Autologous Reconstruction, commonly called flap reconstruction, involves using the woman's own tissue from her back, abdomen, or buttocks to create a breast mound. The relocated tissue used in the reconstruction is called a flap. Reconstruction typically involves one of three methods: the latissimum dorsi flap, the TRAM flap, or the buttocks flap.
The lastissimus dorsi is a broad, fan-like muscle of the back. A wedge of skin and muscle are tunneled below the skin to the breast area to create a breast mound. The surgeon swings the tissue underneath the armpit keeping the blood supply connected.
According to Digenis, the scars that result from this procedure tend to be unsightly. Often, an implant must be used because the muscle is so thin. "This procedure is sort of a hybrid of using implants and the patient's tissue. In most cases, I don't choose to use this procedure unless I don't have other options."
Two muscles of the abdomen, called the rectus abdominis muscles, are used in the transverse rectus abdominis myocutaneous (TRAM) flap procedure. One of the two muscles, including its blood supply and fat, are tunneled up into the mastectomy cavity and shaped into a mound. This procedure takes advantage of the fat pad found in the lower abdomen of most women. In addition, the underlying muscle covering the abdomen is tightened, and the end result is a "tummy tuck" operation.
"Recovery time for this procedure is much longer," Digenis admitted. "I tell my patients they are getting three operations instead of one. Most women tend to focus on the tummy tuck as much as they do their mastectomies."
While TRAM flaps result in the most natural looking breasts, require no implants, and offers a tummy tuck operation in addition to reconstruction, they are technically more challenging operations. After the mastectomy is complete, an additional four hours is needed to complete the surgery. Recovery time can take up to six weeks.
In the buttock flap procedure, tissue is taken from the buttocks and attached at the site of mastectomy. Microsurgery is required to reattach the tissue to a blood supply, which makes this the most time-consuming procedure to perform.
Areola and Nipple Reconstruction The final phase of the reconstruction process, which is usually done up to six months later, is the formation of the nipple and areola. "The nipple is produced by making a 'skate' flap and rolling the tissue to form a nipple," said Digenis. "Tattooing the site allows us to match the color of the existing areola, and eliminates the need for skin grafting."
Nipple reconstruction can be performed as an outpatient procedure.
The art of breast reconstruction has come a long way. Tiller recently recalled the differences between her mother's mastectomy from several years ago, and her own.
"Back when my mom had her mastectomy, they didn't do reconstruction until months or years later. She never had the opportunity to have reconstruction. She had a large, empty place on her chest where her breast used to be. And she was left with a large scar on her back.
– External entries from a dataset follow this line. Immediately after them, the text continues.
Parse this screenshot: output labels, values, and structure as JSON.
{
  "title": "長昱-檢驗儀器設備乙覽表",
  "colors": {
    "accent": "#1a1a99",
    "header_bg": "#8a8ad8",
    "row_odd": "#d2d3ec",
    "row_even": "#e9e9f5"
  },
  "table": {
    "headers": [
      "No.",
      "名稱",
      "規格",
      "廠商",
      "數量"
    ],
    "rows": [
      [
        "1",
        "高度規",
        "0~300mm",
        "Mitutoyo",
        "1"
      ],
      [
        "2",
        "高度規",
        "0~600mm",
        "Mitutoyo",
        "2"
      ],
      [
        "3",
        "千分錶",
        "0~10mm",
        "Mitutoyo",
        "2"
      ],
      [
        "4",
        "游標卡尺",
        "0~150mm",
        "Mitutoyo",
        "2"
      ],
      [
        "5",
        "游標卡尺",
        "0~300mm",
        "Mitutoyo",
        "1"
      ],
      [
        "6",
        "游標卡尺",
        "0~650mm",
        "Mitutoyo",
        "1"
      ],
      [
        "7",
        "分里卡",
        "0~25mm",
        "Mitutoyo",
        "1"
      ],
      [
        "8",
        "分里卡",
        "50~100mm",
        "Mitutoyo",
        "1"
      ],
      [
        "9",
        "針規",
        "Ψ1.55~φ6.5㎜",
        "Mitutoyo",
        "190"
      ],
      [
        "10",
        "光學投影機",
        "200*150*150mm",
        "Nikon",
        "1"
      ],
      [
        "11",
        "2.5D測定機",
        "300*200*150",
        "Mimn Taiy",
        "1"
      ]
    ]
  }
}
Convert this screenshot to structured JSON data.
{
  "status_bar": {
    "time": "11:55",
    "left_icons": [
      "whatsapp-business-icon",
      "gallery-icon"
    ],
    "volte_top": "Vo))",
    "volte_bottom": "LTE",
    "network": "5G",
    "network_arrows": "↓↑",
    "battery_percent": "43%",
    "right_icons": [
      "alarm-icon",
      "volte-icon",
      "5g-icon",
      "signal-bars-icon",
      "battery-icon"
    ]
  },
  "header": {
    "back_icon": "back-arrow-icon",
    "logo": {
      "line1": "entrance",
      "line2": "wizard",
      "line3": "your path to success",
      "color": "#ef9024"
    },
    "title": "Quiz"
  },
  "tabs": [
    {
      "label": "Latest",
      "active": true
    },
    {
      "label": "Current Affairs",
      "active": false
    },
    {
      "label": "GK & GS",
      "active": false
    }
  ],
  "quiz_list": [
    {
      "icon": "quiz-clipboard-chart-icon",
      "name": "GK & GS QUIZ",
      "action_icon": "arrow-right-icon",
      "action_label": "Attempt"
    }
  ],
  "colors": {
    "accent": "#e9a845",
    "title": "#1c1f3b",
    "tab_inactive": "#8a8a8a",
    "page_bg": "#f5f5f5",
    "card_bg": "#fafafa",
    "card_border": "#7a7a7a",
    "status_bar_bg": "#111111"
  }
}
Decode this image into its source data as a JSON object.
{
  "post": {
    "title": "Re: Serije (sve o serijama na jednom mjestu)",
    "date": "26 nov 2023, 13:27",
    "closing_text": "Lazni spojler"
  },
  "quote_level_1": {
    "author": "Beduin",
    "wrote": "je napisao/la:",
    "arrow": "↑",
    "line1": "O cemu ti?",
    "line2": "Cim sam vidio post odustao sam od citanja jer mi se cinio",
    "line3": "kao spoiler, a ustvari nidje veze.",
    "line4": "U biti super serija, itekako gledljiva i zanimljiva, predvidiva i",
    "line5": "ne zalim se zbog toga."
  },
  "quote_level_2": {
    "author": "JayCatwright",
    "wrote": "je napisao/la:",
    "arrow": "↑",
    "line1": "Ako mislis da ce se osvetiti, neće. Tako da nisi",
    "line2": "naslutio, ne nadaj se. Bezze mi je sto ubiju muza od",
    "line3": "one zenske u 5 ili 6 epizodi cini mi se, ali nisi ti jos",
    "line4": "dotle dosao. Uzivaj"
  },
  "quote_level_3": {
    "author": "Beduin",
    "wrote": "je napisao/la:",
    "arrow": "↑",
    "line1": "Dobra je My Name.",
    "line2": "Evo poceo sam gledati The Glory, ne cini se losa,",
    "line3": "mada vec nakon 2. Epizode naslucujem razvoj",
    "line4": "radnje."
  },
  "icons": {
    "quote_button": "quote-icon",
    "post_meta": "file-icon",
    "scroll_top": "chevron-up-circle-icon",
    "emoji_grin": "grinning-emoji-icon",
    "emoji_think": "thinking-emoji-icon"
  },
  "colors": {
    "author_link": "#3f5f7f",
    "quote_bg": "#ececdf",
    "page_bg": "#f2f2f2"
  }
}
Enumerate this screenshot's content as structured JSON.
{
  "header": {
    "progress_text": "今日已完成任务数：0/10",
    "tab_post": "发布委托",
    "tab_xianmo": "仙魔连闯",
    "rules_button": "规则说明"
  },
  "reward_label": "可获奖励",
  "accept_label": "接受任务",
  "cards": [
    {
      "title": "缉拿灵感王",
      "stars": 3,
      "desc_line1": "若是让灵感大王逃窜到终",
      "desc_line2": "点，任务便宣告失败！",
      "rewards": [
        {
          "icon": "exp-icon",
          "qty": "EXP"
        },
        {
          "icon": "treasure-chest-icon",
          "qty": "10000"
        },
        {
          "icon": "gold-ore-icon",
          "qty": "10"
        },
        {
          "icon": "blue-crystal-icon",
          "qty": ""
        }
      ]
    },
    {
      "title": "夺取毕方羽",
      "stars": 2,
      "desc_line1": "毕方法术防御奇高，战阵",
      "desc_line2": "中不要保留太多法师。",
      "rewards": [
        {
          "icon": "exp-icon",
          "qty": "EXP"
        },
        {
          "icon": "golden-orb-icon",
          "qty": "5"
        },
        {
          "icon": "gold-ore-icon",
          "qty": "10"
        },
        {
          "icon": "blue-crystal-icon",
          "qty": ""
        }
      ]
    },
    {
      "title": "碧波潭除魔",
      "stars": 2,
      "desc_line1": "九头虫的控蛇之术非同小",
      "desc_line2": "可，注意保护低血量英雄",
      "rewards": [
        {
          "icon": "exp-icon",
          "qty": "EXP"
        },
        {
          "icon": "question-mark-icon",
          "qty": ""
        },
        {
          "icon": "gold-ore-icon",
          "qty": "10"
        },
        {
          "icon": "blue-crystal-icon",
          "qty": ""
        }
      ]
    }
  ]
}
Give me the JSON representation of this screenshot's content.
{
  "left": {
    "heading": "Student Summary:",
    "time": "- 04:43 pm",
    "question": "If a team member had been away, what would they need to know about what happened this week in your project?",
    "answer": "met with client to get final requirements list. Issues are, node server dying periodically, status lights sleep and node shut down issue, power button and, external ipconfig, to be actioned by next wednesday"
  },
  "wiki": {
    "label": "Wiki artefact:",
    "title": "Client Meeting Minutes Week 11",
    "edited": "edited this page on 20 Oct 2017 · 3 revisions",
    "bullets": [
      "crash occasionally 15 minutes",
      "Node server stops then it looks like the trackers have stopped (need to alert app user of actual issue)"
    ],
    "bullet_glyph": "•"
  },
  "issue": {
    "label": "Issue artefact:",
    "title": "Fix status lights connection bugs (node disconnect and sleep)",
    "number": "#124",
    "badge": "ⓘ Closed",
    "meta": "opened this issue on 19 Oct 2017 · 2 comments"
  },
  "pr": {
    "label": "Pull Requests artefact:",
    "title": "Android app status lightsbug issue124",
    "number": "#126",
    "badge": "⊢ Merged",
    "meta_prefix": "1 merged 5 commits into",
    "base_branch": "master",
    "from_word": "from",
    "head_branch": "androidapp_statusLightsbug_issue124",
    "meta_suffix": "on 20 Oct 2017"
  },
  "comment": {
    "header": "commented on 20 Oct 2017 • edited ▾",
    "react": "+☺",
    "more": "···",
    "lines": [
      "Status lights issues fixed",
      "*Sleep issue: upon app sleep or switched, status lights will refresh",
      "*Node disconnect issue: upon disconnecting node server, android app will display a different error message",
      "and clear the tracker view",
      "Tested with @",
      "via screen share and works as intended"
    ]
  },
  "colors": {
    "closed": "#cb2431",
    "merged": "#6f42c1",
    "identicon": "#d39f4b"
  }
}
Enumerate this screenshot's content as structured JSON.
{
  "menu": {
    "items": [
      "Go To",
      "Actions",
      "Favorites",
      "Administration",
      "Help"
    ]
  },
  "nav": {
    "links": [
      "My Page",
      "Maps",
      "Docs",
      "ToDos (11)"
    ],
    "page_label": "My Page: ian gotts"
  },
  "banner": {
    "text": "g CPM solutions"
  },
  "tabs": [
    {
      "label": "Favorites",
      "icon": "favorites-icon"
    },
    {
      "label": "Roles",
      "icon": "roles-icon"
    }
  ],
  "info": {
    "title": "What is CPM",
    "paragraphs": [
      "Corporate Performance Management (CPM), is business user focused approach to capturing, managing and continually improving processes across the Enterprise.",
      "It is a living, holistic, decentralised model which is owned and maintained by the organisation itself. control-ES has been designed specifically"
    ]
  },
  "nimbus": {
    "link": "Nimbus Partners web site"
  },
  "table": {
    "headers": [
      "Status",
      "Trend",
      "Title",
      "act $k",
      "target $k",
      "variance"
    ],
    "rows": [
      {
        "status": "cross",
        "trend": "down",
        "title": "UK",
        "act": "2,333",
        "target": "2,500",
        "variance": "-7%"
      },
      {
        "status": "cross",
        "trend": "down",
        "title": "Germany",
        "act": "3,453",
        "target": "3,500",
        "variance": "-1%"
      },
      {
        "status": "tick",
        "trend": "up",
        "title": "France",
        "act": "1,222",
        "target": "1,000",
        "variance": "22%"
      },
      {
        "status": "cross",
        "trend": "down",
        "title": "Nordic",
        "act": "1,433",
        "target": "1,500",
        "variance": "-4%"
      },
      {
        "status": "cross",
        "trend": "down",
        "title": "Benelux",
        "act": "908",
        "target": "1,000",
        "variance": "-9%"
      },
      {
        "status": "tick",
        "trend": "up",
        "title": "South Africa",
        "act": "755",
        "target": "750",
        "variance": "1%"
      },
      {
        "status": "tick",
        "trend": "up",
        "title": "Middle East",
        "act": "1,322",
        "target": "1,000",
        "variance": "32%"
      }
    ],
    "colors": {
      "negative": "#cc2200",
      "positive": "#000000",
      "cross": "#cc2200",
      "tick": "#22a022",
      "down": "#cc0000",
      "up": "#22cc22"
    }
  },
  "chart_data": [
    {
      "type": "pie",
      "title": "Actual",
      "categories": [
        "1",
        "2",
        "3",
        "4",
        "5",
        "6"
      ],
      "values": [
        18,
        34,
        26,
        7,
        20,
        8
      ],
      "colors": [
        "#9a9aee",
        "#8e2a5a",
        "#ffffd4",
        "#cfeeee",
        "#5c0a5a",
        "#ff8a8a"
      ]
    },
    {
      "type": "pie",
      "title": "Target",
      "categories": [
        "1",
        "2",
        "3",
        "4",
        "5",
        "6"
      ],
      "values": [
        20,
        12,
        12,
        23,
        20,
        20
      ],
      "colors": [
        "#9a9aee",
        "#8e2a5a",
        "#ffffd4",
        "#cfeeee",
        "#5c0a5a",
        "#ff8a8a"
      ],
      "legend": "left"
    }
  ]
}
"But my reconstruction began immediately following my surgery. I came out of surgery with two small mounds on my chest, and we began filling them with saline about two weeks later. In about six months, I'll have the nipple reconstruction done, and I'm very excited about that. It really makes a difference in the way you feel."
Digenis said the techniques continue to improve, and the standards are extremely high. "When reconstruction was evolving, we just worried about making a mound so the patient looked good in a bra. Today, we are not satisfied until we get as close as we can to the look of a natural breast."